THE more Brits earn the less they are likely to give to charity, according to new research.
A detailed study of 2,000 adults compared the earnings and contributions to charitable causes over the average year.
It found as earnings get higher, the proportion which is donated gets smaller — with those earning around £15,000-a-year giving 0.87 per cent of their annual salary.
In comparison, just 0.33 per cent is donated by those earning in the region of £55,000-a-year.
Those at the lower end of the salary scale — bringing home up to £5,000-a-year — tend to donate around 4.4 per cent of their annual income.
The next most generous are those bringing in £5,001 to £10,000 annually and donate up to 1.7 per cent a year.
And adults with a salary of around £45,000 will donate just 0.42 per cent of their earnings, while lower paid employees bringing in £25,000 give away 0.57 per cent.
It also emerged 13 per cent of those in the £50,000 to £60,000 annual income bracket have never contributed to a good cause.
The study was commissioned by Lottoland in conjunction with its new Win-Win Charity Lotto, where 20p of every pound bet will be donated to four UK charities.
Lottoland’s spokeswoman said: ‘It’s surprising and utterly heart-warming to see that the lowest earners among us are the most generous when it comes to charitable donations.

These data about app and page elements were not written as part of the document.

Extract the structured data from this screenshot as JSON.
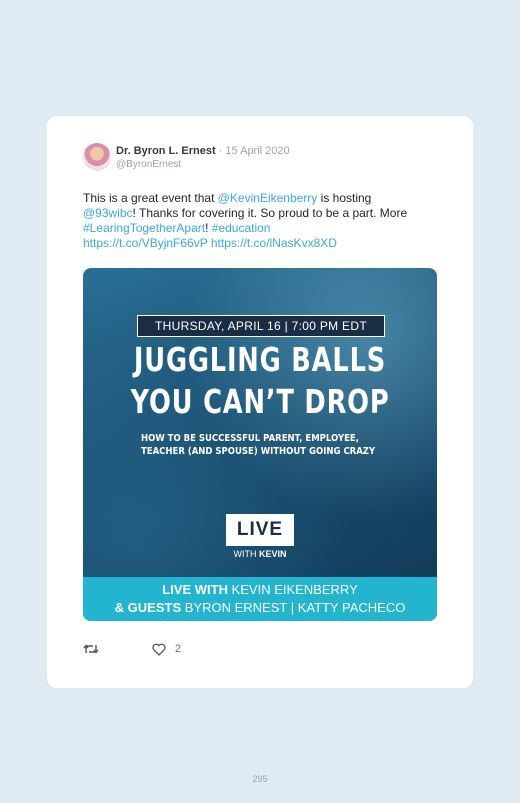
{
  "tweet": {
    "author_name": "Dr. Byron L. Ernest",
    "date": "15 April 2020",
    "date_sep": " · ",
    "handle": "@ByronErnest",
    "text_parts": {
      "t1": "This is a great event that ",
      "mention1": "@KevinEikenberry",
      "t2": " is hosting ",
      "mention2": "@93wibc",
      "t3": "! Thanks for covering it. So proud to be a part. More ",
      "hashtag1": "#LearingTogetherApart",
      "t4": "! ",
      "hashtag2": "#education",
      "link1": "https://t.co/VByjnF66vP",
      "t5": " ",
      "link2": "https://t.co/lNasKvx8XD"
    },
    "like_count": "2"
  },
  "media": {
    "event_date": "THURSDAY, APRIL 16 | 7:00 PM EDT",
    "headline_line1": "JUGGLING BALLS",
    "headline_line2": "YOU CAN’T DROP",
    "subhead_line1": "HOW TO BE SUCCESSFUL PARENT, EMPLOYEE,",
    "subhead_line2": "TEACHER (AND SPOUSE) WITHOUT GOING CRAZY",
    "live_label": "LIVE",
    "live_with": "WITH",
    "live_with_name": "KEVIN",
    "banner": {
      "line1_bold": "LIVE WITH",
      "line1_rest": " KEVIN EIKENBERRY",
      "line2_bold": "& GUESTS",
      "line2_rest": " BYRON ERNEST | KATTY PACHECO"
    }
  },
  "icons": {
    "retweet": "retweet-icon",
    "like": "heart-icon"
  },
  "colors": {
    "link": "#3aa8e0",
    "banner": "#23b4cf",
    "background": "#dfeaf3"
  },
  "page_number": "295"
}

‘Regardless of how much it is that people donate, any money that goes to a good cause is something worth celebrating.
‘All of us at Lottoland are delighted to be able to launch our first charity lotto here in the UK and give back to some of Britain’s amazing causes — British Red Cross, Hospice UK, Keep Britain Tidy, and The Marine Conservation Society.’
The study also found seven in 10 adults polled said they are much more likely to donate to a charity they feel passionate about — with 83 per cent preferring to know where their money is going and what it is used for.
In a similar vein, more than half much prefer to invest their cash in products and services if they thought a percentage would go to charity.
The key motivations for parting with money tend to be having an emotional attachment to the cause, being comfortable with a one off donation and friends asking for donations.
Other triggers include coming into money and wanting to give something back, getting satisfaction from helping those in need and getting the ‘all clear’ from a personal health check-up.
Perhaps understandably, six in 10 adults feel like a better person after giving to charity, and the same percentage wished they had higher earnings, so they could give more than they currently do.
But one in 10 adults, polled via OnePoll, have never donated to a charitable cause.
While 36 per cent of these put it down to not currently having enough money to share, 28 per cent deliberately keep their cash to themselves as they believe too much goes towards ‘operating costs’ rather than those in need.
However, of the nine in 10 adults who do happily contribute to charity, a third do so on a monthly basis and a further three per cent give a little something every day.
The spokeswoman for Lottoland’s Win-Win Charity Lotto added: ‘Overall, it’s fantastic to see that we are a generous nation that makes giving to charity a priority every day, week and month.
‘Brits are often happy to sponsor others, make little one off donations, and make purchases if they think they can do their bit for charity at the same time and so we are thrilled to add our new charity-focused lotto to the list of ways in which they can do so.
‘As a nation, we all have our favourite charities that mean a lot to us and we always like to give back to if we can.
‘On top of that, a massive 83 per cent of people said they prefer to know where their donations are going, and so we’re really pleased that our Win-Win Charity lotto is a completely transparent lotto, with our four chosen charities front and centre.’
Draws for the Win-Win Charity Lotto take place every Monday, Wednesday and Saturday. The jackpot is fixed at £250,000 for every draw and each bet is £1 to play.